**Your task**. Output every entry exactly as given.

**Data**.
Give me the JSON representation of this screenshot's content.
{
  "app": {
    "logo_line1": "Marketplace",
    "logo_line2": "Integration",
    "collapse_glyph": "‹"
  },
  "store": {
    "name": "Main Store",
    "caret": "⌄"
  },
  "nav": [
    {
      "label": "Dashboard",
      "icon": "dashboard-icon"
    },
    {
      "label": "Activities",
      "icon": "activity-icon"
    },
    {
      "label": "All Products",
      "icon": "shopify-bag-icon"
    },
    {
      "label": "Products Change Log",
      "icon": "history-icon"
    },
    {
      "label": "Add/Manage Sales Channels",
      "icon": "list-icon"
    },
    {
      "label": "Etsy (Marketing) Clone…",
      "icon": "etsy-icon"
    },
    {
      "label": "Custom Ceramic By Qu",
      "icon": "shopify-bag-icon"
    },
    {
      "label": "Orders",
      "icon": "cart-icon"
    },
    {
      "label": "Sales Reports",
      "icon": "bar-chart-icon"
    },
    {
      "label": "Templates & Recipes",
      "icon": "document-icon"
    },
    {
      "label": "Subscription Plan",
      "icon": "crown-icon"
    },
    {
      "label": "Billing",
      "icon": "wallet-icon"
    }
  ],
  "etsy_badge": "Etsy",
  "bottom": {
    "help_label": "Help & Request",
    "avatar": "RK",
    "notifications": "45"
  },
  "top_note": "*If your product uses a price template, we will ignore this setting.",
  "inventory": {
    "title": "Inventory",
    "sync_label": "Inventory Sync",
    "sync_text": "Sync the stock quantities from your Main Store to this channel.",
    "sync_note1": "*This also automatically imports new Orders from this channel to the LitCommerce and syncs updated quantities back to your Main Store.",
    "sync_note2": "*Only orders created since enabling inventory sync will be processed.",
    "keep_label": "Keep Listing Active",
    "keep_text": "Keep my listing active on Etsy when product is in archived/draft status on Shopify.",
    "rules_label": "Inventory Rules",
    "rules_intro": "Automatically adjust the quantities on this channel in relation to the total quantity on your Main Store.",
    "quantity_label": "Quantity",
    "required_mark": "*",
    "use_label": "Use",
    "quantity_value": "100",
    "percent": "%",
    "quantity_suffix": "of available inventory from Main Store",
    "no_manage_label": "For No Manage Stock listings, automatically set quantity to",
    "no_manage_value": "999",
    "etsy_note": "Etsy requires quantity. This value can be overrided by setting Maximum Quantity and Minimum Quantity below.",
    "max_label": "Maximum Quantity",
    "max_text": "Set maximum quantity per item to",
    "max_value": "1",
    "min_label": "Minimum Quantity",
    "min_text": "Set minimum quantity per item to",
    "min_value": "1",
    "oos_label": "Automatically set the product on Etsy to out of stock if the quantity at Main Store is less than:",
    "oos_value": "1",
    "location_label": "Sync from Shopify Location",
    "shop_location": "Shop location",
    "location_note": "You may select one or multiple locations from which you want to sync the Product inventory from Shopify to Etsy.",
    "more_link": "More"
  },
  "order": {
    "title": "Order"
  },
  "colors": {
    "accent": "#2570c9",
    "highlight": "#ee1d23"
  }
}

**Reply to the exercise**.
Give me the JSON representation of this screenshot's content.
{
  "app": {
    "logo_line1": "Marketplace",
    "logo_line2": "Integration",
    "collapse_glyph": "‹"
  },
  "store": {
    "name": "Main Store",
    "caret": "⌄"
  },
  "nav": [
    {
      "label": "Dashboard",
      "icon": "dashboard-icon"
    },
    {
      "label": "Activities",
      "icon": "activity-icon"
    },
    {
      "label": "All Products",
      "icon": "shopify-bag-icon"
    },
    {
      "label": "Products Change Log",
      "icon": "history-icon"
    },
    {
      "label": "Add/Manage Sales Channels",
      "icon": "list-icon"
    },
    {
      "label": "Etsy (Marketing) Clone…",
      "icon": "etsy-icon"
    },
    {
      "label": "Custom Ceramic By Qu",
      "icon": "shopify-bag-icon"
    },
    {
      "label": "Orders",
      "icon": "cart-icon"
    },
    {
      "label": "Sales Reports",
      "icon": "bar-chart-icon"
    },
    {
      "label": "Templates & Recipes",
      "icon": "document-icon"
    },
    {
      "label": "Subscription Plan",
      "icon": "crown-icon"
    },
    {
      "label": "Billing",
      "icon": "wallet-icon"
    }
  ],
  "etsy_badge": "Etsy",
  "bottom": {
    "help_label": "Help & Request",
    "avatar": "RK",
    "notifications": "45"
  },
  "top_note": "*If your product uses a price template, we will ignore this setting.",
  "inventory": {
    "title": "Inventory",
    "sync_label": "Inventory Sync",
    "sync_text": "Sync the stock quantities from your Main Store to this channel.",
    "sync_note1": "*This also automatically imports new Orders from this channel to the LitCommerce and syncs updated quantities back to your Main Store.",
    "sync_note2": "*Only orders created since enabling inventory sync will be processed.",
    "keep_label": "Keep Listing Active",
    "keep_text": "Keep my listing active on Etsy when product is in archived/draft status on Shopify.",
    "rules_label": "Inventory Rules",
    "rules_intro": "Automatically adjust the quantities on this channel in relation to the total quantity on your Main Store.",
    "quantity_label": "Quantity",
    "required_mark": "*",
    "use_label": "Use",
    "quantity_value": "100",
    "percent": "%",
    "quantity_suffix": "of available inventory from Main Store",
    "no_manage_label": "For No Manage Stock listings, automatically set quantity to",
    "no_manage_value": "999",
    "etsy_note": "Etsy requires quantity. This value can be overrided by setting Maximum Quantity and Minimum Quantity below.",
    "max_label": "Maximum Quantity",
    "max_text": "Set maximum quantity per item to",
    "max_value": "1",
    "min_label": "Minimum Quantity",
    "min_text": "Set minimum quantity per item to",
    "min_value": "1",
    "oos_label": "Automatically set the product on Etsy to out of stock if the quantity at Main Store is less than:",
    "oos_value": "1",
    "location_label": "Sync from Shopify Location",
    "shop_location": "Shop location",
    "location_note": "You may select one or multiple locations from which you want to sync the Product inventory from Shopify to Etsy.",
    "more_link": "More"
  },
  "order": {
    "title": "Order"
  },
  "colors": {
    "accent": "#2570c9",
    "highlight": "#ee1d23"
  }
}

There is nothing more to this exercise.